_What you should do_
Only the lines holding the string "object" are needed; copy each of them from the data.

_Exercise material_
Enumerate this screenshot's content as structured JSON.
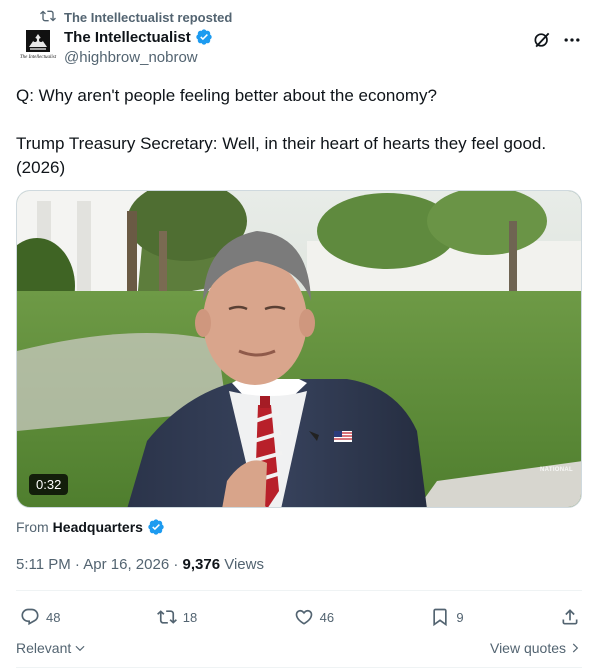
{
  "repost": {
    "text": "The Intellectualist reposted",
    "icon": "repost-icon"
  },
  "author": {
    "display_name": "The Intellectualist",
    "handle": "@highbrow_nobrow",
    "avatar_caption": "The Intellectualist",
    "verified_color": "#1d9bf0"
  },
  "header_icons": [
    "grok-icon",
    "more-icon"
  ],
  "tweet": {
    "line1": "Q: Why aren't people feeling better about the economy?",
    "line2": "Trump Treasury Secretary: Well, in their heart of hearts they feel good.",
    "line3": "(2026)"
  },
  "media": {
    "duration": "0:32",
    "watermark": "NATIONAL"
  },
  "source": {
    "prefix": "From",
    "name": "Headquarters"
  },
  "meta": {
    "time": "5:11 PM",
    "sep1": "·",
    "date": "Apr 16, 2026",
    "sep2": "·",
    "views_count": "9,376",
    "views_label": "Views"
  },
  "actions": {
    "replies": "48",
    "reposts": "18",
    "likes": "46",
    "bookmarks": "9"
  },
  "footer": {
    "sort_label": "Relevant",
    "quotes_label": "View quotes"
  },
  "colors": {
    "text": "#0f1419",
    "muted": "#536471",
    "accent": "#1d9bf0"
  }
}
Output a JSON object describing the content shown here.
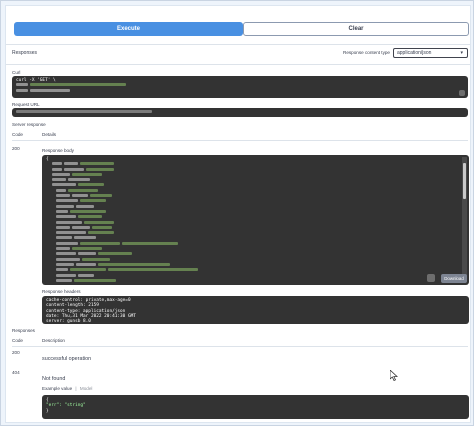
{
  "buttons": {
    "execute": "Execute",
    "clear": "Clear"
  },
  "responses_section": {
    "title": "Responses",
    "content_type_label": "Response content type",
    "content_type_value": "application/json"
  },
  "curl": {
    "label": "Curl",
    "first_line": "curl -X 'GET' \\"
  },
  "request_url": {
    "label": "Request URL"
  },
  "server_response": {
    "label": "Server response",
    "col_code": "Code",
    "col_details": "Details",
    "code": "200",
    "body_label": "Response body",
    "body_first_char": "{",
    "download_label": "Download",
    "headers_label": "Response headers",
    "headers": [
      "cache-control: private,max-age=0",
      "content-length: 2159",
      "content-type: application/json",
      "date: Thu,31 Mar 2022 20:41:30 GMT",
      "server: gunsb 8.0"
    ]
  },
  "responses_table": {
    "title": "Responses",
    "col_code": "Code",
    "col_description": "Description",
    "rows": [
      {
        "code": "200",
        "description": "successful operation"
      },
      {
        "code": "404",
        "description": "Not found"
      }
    ],
    "example_value_label": "Example value",
    "model_label": "Model",
    "example_code": [
      "{",
      "  \"err\": \"string\"",
      "}"
    ]
  },
  "colors": {
    "execute_blue": "#4990e2",
    "code_bg": "#333333",
    "blurred_green": "#6b9e4f"
  }
}
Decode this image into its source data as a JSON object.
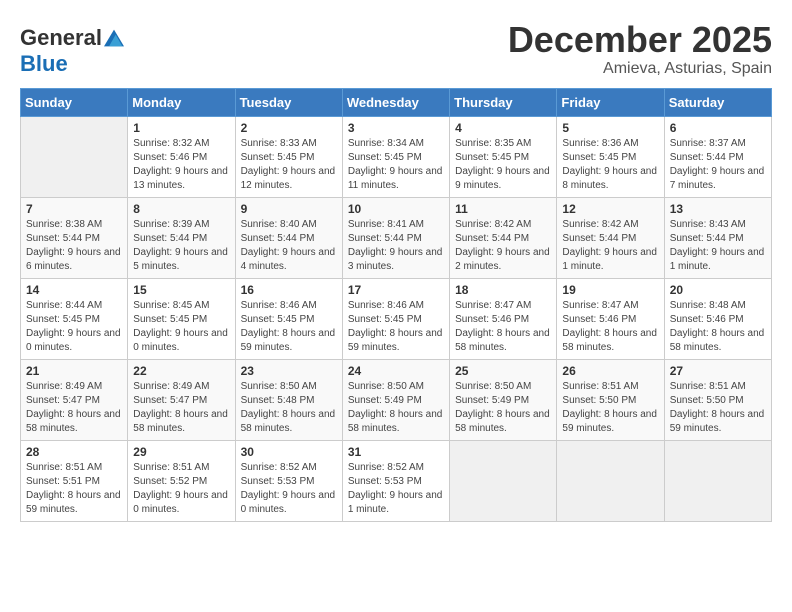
{
  "header": {
    "logo_general": "General",
    "logo_blue": "Blue",
    "month_title": "December 2025",
    "location": "Amieva, Asturias, Spain"
  },
  "days_of_week": [
    "Sunday",
    "Monday",
    "Tuesday",
    "Wednesday",
    "Thursday",
    "Friday",
    "Saturday"
  ],
  "weeks": [
    [
      {
        "day": "",
        "sunrise": "",
        "sunset": "",
        "daylight": ""
      },
      {
        "day": "1",
        "sunrise": "Sunrise: 8:32 AM",
        "sunset": "Sunset: 5:46 PM",
        "daylight": "Daylight: 9 hours and 13 minutes."
      },
      {
        "day": "2",
        "sunrise": "Sunrise: 8:33 AM",
        "sunset": "Sunset: 5:45 PM",
        "daylight": "Daylight: 9 hours and 12 minutes."
      },
      {
        "day": "3",
        "sunrise": "Sunrise: 8:34 AM",
        "sunset": "Sunset: 5:45 PM",
        "daylight": "Daylight: 9 hours and 11 minutes."
      },
      {
        "day": "4",
        "sunrise": "Sunrise: 8:35 AM",
        "sunset": "Sunset: 5:45 PM",
        "daylight": "Daylight: 9 hours and 9 minutes."
      },
      {
        "day": "5",
        "sunrise": "Sunrise: 8:36 AM",
        "sunset": "Sunset: 5:45 PM",
        "daylight": "Daylight: 9 hours and 8 minutes."
      },
      {
        "day": "6",
        "sunrise": "Sunrise: 8:37 AM",
        "sunset": "Sunset: 5:44 PM",
        "daylight": "Daylight: 9 hours and 7 minutes."
      }
    ],
    [
      {
        "day": "7",
        "sunrise": "Sunrise: 8:38 AM",
        "sunset": "Sunset: 5:44 PM",
        "daylight": "Daylight: 9 hours and 6 minutes."
      },
      {
        "day": "8",
        "sunrise": "Sunrise: 8:39 AM",
        "sunset": "Sunset: 5:44 PM",
        "daylight": "Daylight: 9 hours and 5 minutes."
      },
      {
        "day": "9",
        "sunrise": "Sunrise: 8:40 AM",
        "sunset": "Sunset: 5:44 PM",
        "daylight": "Daylight: 9 hours and 4 minutes."
      },
      {
        "day": "10",
        "sunrise": "Sunrise: 8:41 AM",
        "sunset": "Sunset: 5:44 PM",
        "daylight": "Daylight: 9 hours and 3 minutes."
      },
      {
        "day": "11",
        "sunrise": "Sunrise: 8:42 AM",
        "sunset": "Sunset: 5:44 PM",
        "daylight": "Daylight: 9 hours and 2 minutes."
      },
      {
        "day": "12",
        "sunrise": "Sunrise: 8:42 AM",
        "sunset": "Sunset: 5:44 PM",
        "daylight": "Daylight: 9 hours and 1 minute."
      },
      {
        "day": "13",
        "sunrise": "Sunrise: 8:43 AM",
        "sunset": "Sunset: 5:44 PM",
        "daylight": "Daylight: 9 hours and 1 minute."
      }
    ],
    [
      {
        "day": "14",
        "sunrise": "Sunrise: 8:44 AM",
        "sunset": "Sunset: 5:45 PM",
        "daylight": "Daylight: 9 hours and 0 minutes."
      },
      {
        "day": "15",
        "sunrise": "Sunrise: 8:45 AM",
        "sunset": "Sunset: 5:45 PM",
        "daylight": "Daylight: 9 hours and 0 minutes."
      },
      {
        "day": "16",
        "sunrise": "Sunrise: 8:46 AM",
        "sunset": "Sunset: 5:45 PM",
        "daylight": "Daylight: 8 hours and 59 minutes."
      },
      {
        "day": "17",
        "sunrise": "Sunrise: 8:46 AM",
        "sunset": "Sunset: 5:45 PM",
        "daylight": "Daylight: 8 hours and 59 minutes."
      },
      {
        "day": "18",
        "sunrise": "Sunrise: 8:47 AM",
        "sunset": "Sunset: 5:46 PM",
        "daylight": "Daylight: 8 hours and 58 minutes."
      },
      {
        "day": "19",
        "sunrise": "Sunrise: 8:47 AM",
        "sunset": "Sunset: 5:46 PM",
        "daylight": "Daylight: 8 hours and 58 minutes."
      },
      {
        "day": "20",
        "sunrise": "Sunrise: 8:48 AM",
        "sunset": "Sunset: 5:46 PM",
        "daylight": "Daylight: 8 hours and 58 minutes."
      }
    ],
    [
      {
        "day": "21",
        "sunrise": "Sunrise: 8:49 AM",
        "sunset": "Sunset: 5:47 PM",
        "daylight": "Daylight: 8 hours and 58 minutes."
      },
      {
        "day": "22",
        "sunrise": "Sunrise: 8:49 AM",
        "sunset": "Sunset: 5:47 PM",
        "daylight": "Daylight: 8 hours and 58 minutes."
      },
      {
        "day": "23",
        "sunrise": "Sunrise: 8:50 AM",
        "sunset": "Sunset: 5:48 PM",
        "daylight": "Daylight: 8 hours and 58 minutes."
      },
      {
        "day": "24",
        "sunrise": "Sunrise: 8:50 AM",
        "sunset": "Sunset: 5:49 PM",
        "daylight": "Daylight: 8 hours and 58 minutes."
      },
      {
        "day": "25",
        "sunrise": "Sunrise: 8:50 AM",
        "sunset": "Sunset: 5:49 PM",
        "daylight": "Daylight: 8 hours and 58 minutes."
      },
      {
        "day": "26",
        "sunrise": "Sunrise: 8:51 AM",
        "sunset": "Sunset: 5:50 PM",
        "daylight": "Daylight: 8 hours and 59 minutes."
      },
      {
        "day": "27",
        "sunrise": "Sunrise: 8:51 AM",
        "sunset": "Sunset: 5:50 PM",
        "daylight": "Daylight: 8 hours and 59 minutes."
      }
    ],
    [
      {
        "day": "28",
        "sunrise": "Sunrise: 8:51 AM",
        "sunset": "Sunset: 5:51 PM",
        "daylight": "Daylight: 8 hours and 59 minutes."
      },
      {
        "day": "29",
        "sunrise": "Sunrise: 8:51 AM",
        "sunset": "Sunset: 5:52 PM",
        "daylight": "Daylight: 9 hours and 0 minutes."
      },
      {
        "day": "30",
        "sunrise": "Sunrise: 8:52 AM",
        "sunset": "Sunset: 5:53 PM",
        "daylight": "Daylight: 9 hours and 0 minutes."
      },
      {
        "day": "31",
        "sunrise": "Sunrise: 8:52 AM",
        "sunset": "Sunset: 5:53 PM",
        "daylight": "Daylight: 9 hours and 1 minute."
      },
      {
        "day": "",
        "sunrise": "",
        "sunset": "",
        "daylight": ""
      },
      {
        "day": "",
        "sunrise": "",
        "sunset": "",
        "daylight": ""
      },
      {
        "day": "",
        "sunrise": "",
        "sunset": "",
        "daylight": ""
      }
    ]
  ]
}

_Solution to this problem_
Output a JSON object describing the content shown here.
Decode this image into its source data as a JSON object.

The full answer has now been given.